Former Vice President Dick Cheney reveals in his memoir that he kept a signed letter of resignation in a safe during his time in office, he told NBC News’ Jamie Gangel in an interview airing next week.
In the the much-anticipated book set to be released on Tuesday, Cheney said he had the letter in case he was incapacitated — and that only President George W. Bush and a staffer knew of its existence.
“I did it because I was concerned that – for a couple of reasons,” he said. “One was my own health situation. The possibility that I might have a heart attack or a stroke that would be incapacitating.

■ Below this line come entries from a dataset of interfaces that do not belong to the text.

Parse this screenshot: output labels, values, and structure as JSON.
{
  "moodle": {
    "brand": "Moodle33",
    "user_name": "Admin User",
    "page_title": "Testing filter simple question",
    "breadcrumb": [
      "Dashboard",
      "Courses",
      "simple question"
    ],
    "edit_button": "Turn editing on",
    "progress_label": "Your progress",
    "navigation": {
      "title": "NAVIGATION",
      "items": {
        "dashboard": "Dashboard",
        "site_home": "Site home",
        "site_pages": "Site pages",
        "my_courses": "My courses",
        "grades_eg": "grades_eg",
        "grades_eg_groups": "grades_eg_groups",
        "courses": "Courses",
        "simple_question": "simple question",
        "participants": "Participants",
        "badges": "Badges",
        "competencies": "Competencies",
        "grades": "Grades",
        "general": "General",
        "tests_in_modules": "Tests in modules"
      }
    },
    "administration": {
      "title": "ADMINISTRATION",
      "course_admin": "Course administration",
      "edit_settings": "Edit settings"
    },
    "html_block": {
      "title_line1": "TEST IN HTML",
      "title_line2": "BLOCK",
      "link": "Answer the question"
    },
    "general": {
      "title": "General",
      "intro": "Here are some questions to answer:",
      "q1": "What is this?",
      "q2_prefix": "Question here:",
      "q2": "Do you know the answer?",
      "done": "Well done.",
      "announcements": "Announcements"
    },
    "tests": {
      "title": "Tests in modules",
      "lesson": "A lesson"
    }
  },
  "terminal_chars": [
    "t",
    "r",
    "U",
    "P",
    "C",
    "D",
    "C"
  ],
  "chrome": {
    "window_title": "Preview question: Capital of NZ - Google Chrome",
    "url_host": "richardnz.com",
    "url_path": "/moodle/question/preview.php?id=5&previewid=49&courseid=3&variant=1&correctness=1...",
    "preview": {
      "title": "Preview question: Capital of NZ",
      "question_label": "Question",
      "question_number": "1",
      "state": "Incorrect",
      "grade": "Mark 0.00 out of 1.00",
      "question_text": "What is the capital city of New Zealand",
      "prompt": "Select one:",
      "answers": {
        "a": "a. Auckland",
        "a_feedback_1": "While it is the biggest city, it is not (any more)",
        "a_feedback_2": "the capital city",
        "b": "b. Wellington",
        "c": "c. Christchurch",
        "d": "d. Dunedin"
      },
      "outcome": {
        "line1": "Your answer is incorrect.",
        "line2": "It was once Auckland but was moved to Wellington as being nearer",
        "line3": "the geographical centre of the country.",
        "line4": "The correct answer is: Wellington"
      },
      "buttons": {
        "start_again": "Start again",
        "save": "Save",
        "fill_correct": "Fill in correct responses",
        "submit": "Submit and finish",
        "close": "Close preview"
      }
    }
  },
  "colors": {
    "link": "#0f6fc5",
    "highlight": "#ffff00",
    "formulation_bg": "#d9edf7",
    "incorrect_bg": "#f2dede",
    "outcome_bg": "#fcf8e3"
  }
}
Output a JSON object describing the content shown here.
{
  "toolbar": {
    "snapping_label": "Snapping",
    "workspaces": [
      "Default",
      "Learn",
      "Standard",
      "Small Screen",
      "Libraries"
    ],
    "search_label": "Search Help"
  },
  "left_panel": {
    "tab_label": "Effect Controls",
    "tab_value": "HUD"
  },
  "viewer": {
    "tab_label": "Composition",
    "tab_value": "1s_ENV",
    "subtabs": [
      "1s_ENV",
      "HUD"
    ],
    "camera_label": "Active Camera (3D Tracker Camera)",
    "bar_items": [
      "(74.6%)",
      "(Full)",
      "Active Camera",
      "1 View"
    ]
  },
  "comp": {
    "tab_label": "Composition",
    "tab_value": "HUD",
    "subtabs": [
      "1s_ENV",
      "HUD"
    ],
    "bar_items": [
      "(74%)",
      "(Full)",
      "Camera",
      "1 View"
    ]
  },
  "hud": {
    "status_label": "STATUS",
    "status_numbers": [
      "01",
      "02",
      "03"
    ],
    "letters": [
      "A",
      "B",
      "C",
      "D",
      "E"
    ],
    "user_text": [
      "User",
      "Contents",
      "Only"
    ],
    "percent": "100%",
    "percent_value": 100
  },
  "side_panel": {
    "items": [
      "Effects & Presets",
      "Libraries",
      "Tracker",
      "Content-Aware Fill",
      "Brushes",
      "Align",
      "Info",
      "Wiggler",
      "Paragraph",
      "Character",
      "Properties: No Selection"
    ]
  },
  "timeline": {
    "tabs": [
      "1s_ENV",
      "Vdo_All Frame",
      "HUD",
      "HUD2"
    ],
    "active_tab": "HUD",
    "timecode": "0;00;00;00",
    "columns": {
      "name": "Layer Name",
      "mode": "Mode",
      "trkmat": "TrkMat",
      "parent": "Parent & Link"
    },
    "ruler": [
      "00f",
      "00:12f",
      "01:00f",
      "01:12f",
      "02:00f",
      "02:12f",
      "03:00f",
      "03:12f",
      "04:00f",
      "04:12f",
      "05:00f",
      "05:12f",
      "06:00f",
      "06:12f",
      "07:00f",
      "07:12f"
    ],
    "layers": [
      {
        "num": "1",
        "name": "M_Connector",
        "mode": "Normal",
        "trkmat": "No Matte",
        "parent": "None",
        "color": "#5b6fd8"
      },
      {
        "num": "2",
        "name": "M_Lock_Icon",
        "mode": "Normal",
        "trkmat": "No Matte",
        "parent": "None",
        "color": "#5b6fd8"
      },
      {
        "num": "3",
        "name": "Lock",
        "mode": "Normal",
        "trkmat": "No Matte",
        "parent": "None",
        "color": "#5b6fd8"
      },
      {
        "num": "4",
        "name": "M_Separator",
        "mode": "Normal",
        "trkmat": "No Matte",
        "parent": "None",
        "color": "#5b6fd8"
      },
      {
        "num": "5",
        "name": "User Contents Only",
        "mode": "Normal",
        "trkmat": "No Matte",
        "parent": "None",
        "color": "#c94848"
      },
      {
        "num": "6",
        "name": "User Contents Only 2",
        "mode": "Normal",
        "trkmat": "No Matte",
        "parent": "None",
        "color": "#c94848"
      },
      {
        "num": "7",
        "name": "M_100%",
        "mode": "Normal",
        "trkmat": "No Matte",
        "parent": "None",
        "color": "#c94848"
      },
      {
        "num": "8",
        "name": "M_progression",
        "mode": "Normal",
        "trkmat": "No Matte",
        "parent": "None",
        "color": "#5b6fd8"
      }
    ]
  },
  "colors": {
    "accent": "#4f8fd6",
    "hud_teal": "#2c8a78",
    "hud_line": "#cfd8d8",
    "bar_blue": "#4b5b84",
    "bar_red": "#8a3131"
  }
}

And, there is no mechanism for getting rid of a Vice President who can’t function.”
Cheney said he has “no regrets” for the use of controversial interrogation tactics like water-boarding, telling Gangel, “I would strongly support using it again if we had a high value detainee and that was the only way we could get him to talk.”
In the book Cheney reveals private conversations with Bush, and portrays the 43rd President as less than decisive at times, according to NBC. Cheney said he doesn’t think he betrayed Bush’s confidence.
Cheney added that he knows the book will make people in Washington angry, saying “there are gonna be heads exploding all over Washington.”